Raw data:
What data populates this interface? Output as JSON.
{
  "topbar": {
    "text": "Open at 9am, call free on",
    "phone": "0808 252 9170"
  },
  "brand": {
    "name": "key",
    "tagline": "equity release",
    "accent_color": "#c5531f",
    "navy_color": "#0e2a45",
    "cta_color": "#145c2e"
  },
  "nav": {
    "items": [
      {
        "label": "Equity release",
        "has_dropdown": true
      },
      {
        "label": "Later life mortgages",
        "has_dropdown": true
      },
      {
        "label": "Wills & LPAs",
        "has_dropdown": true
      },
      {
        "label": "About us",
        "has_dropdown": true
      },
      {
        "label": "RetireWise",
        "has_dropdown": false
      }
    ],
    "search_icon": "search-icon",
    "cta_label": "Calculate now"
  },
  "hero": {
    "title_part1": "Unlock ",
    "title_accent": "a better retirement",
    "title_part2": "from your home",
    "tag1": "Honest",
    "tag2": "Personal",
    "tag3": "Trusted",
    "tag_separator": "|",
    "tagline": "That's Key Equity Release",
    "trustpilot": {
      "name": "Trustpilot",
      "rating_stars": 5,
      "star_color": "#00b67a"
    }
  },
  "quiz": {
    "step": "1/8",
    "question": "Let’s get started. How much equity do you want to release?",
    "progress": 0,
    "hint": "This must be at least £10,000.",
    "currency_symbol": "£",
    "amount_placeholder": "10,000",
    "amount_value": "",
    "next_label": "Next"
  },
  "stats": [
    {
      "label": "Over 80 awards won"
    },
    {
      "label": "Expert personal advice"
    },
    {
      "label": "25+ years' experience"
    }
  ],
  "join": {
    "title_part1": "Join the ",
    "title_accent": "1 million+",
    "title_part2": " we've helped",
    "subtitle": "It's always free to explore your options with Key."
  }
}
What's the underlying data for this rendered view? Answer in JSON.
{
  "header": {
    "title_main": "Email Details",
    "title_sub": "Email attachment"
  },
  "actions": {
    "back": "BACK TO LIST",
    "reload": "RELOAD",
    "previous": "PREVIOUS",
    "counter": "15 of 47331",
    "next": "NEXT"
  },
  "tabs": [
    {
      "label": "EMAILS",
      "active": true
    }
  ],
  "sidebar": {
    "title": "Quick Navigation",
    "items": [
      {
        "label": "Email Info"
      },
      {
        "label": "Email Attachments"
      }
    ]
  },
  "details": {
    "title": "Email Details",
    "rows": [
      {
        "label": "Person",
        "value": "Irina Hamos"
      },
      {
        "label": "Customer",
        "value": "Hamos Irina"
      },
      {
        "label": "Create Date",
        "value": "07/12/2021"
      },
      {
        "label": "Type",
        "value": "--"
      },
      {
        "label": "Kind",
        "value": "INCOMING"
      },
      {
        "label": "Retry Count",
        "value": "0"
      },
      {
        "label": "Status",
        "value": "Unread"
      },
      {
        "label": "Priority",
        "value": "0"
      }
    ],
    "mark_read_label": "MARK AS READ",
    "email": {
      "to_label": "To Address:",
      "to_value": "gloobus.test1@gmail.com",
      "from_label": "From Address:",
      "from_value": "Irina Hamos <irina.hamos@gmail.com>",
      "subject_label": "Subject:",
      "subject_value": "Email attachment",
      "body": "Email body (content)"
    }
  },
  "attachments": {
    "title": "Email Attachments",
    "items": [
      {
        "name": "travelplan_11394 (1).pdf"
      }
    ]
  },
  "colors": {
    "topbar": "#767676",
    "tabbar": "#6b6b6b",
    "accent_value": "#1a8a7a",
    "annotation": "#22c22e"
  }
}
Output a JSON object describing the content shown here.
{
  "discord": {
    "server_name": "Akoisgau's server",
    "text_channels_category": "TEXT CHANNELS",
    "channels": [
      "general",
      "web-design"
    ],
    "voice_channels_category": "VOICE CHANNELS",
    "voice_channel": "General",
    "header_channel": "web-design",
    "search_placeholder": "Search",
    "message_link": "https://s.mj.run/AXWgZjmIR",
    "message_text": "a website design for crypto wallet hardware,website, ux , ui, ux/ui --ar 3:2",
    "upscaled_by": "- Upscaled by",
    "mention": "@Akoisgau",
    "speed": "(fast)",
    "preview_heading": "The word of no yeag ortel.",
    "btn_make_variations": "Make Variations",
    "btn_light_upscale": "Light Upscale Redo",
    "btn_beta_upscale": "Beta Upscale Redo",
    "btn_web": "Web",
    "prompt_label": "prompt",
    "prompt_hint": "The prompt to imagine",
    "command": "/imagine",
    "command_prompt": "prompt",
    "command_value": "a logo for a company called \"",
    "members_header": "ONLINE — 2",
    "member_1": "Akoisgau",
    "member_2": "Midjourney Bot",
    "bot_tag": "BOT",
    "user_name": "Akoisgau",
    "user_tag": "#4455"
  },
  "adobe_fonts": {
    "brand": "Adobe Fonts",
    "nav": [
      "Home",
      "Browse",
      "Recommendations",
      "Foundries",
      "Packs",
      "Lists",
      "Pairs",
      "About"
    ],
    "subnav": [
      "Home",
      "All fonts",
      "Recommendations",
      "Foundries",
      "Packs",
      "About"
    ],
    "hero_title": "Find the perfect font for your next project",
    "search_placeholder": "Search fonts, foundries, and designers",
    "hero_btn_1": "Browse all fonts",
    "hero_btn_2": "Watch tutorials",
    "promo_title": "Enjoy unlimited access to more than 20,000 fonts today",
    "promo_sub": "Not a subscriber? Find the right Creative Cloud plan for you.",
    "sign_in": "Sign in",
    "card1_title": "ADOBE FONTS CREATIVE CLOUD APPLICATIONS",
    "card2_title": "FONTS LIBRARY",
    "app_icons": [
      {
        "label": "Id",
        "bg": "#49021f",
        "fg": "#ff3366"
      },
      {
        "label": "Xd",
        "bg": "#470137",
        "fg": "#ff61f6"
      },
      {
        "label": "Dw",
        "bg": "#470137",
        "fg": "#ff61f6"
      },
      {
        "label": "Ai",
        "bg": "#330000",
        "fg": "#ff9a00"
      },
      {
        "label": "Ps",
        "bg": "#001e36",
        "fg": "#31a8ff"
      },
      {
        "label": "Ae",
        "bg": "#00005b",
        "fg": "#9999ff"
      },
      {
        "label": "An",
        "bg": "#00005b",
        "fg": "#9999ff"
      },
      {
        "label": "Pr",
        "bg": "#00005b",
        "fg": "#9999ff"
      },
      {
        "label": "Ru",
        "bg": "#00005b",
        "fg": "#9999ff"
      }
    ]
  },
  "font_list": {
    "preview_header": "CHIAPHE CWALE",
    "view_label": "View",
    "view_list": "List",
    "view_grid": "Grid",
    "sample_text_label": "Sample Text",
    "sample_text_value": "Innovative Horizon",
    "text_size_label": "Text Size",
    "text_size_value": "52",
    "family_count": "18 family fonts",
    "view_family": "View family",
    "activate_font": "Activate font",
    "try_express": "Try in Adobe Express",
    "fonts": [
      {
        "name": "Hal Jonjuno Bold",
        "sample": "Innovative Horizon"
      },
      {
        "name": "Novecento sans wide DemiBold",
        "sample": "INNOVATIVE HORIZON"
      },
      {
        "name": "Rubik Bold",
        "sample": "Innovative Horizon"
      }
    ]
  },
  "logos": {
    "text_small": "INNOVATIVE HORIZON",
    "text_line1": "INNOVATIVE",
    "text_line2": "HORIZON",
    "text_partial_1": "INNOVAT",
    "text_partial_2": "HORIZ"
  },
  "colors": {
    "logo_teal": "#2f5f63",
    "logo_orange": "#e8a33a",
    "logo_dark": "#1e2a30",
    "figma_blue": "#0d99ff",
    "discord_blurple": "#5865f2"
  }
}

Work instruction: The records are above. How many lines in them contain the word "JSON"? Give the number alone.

Exercise result: 3